Sindy’s Story

Success is not measured by what you achieve, but by what you overcome to achieve it.

Yesterday this truth was brought home in a powerful way. I have the privilege to mentor a emerging entrepreneur form a disadvantaged community. We had a talk yesterday and I want to share her success story.

She grew up in a rural settlement of about 300 people. Her parents past away when she was 18. She had a child at 16, so she dropped out of school. Started her own business as a hairdresser. Pays for her younger sisters tertiary education as well as for her own two boys primary education. She is married to a man that only visits once a month and then either verbally abuse her or spends the weekend with his friends. Yet she manages to save R150.00 per month for each of her boys future education.

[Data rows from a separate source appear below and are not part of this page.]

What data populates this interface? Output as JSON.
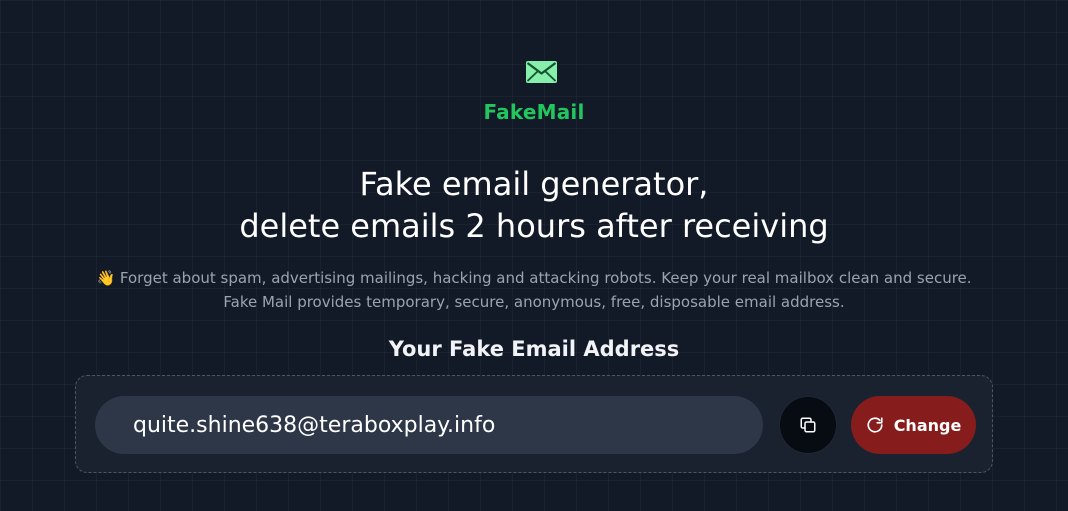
{
  "brand": {
    "name": "FakeMail",
    "icon": "envelope-icon",
    "color": "#22c55e"
  },
  "hero": {
    "title_line1": "Fake email generator,",
    "title_line2": "delete emails 2 hours after receiving",
    "intro_emoji": "👋",
    "intro_text": "Forget about spam, advertising mailings, hacking and attacking robots. Keep your real mailbox clean and secure. Fake Mail provides temporary, secure, anonymous, free, disposable email address."
  },
  "email_section": {
    "title": "Your Fake Email Address",
    "email": "quite.shine638@teraboxplay.info",
    "copy_icon": "copy-icon",
    "change_icon": "refresh-icon",
    "change_label": "Change",
    "change_color": "#861c1c"
  }
}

In her community she faces a culture where woman are not really seen as equals. She survived a burglary and competes with other small businesses in a closed and poor market. Yet she looks after herself and goes to the gym on a regular basis.

She still wants to develop her business and open a second salon in a mall. But as with a lot of these entrepreneurs, the actual development is hampered by their environment.

I tell you this story to invite you to step out of the small world that we who are privileged tend to create around ourselves.

I hope that you remember Sindy the next time you want to complain about the increase of petrol or your boss that does not want to understand your reasons for taking leave.

I hope she inspires you to actually start saving for your dream and not just to swipe you card. I hope she inspires you to see every obstacle in your path as another stepping stone too you personal success.

With respect.


Success is…

“Success is not the key to happiness.
Happiness is the key to success.
If you love what you are doing,
you will be successful.”
– Albert Schweitzer

One rainy night many years ago, an elderly man and his wife entered the lobby of a small hotel in Philadelphia. Trying to get out of the storm, the couple reached the front desk hoping to get some shelter for the night.

“Could you possibly give us a room here?” the husband asked. The clerk, a friendly man with a winning smile, looked at the couple and explained that there were three conventions in town. “All of our rooms are taken,” the clerk said. “But I can’t send a nice couple like you out into the rain at one o’clock in the morning. Would you perhaps be willing to sleep in my room? It’s not exactly a suite, but it will be good enough to make you folks comfortable for the night.” When the couple declined, the young man pressed on. “Don’t worry about me; I’ll make out just fine,” the clerk told them. So the couple agreed.

As he paid his bill the next morning, the elderly man said to the clerk, “You are the kind of manager who should be the boss of the best hotel in the United States. Maybe someday I’ll build one for you.” The clerk looked at them and smiled. The three of them had a good laugh. As they drove away, the elderly couple agreed that the helpful clerk was indeed exceptional, as finding people who are both friendly and helpful isn’t easy.

Two years passed. The clerk had almost forgotten the incident when he received a letter from the old man. It recalled that stormy night and enclosed a round-trip ticket to New York, asking the young man to pay them a visit.

The old man met him in New York, and led him to the corner of Fifth Avenue and 34th Street. He then pointed to a great new building there, a palace of reddish stone, with turrets and watchtowers thrusting up to the sky. “That,” said the older man, “is the hotel I have just built for you to manage.” “You must be joking,” the young man said. “I can assure you I am not,” said the older man, a sly smile playing around his mouth.

The older man’s name was William Waldorf Astor, and the magnificent structure was the original Waldorf-Astoria Hotel. The young clerk who became its first manager was George C. Boldt. This young clerk never foresaw the turn of events that would lead him to become the manager of one of the world’s most glamorous hotels. We are not to turn our backs on those who are in need, for we might be entertaining Angels.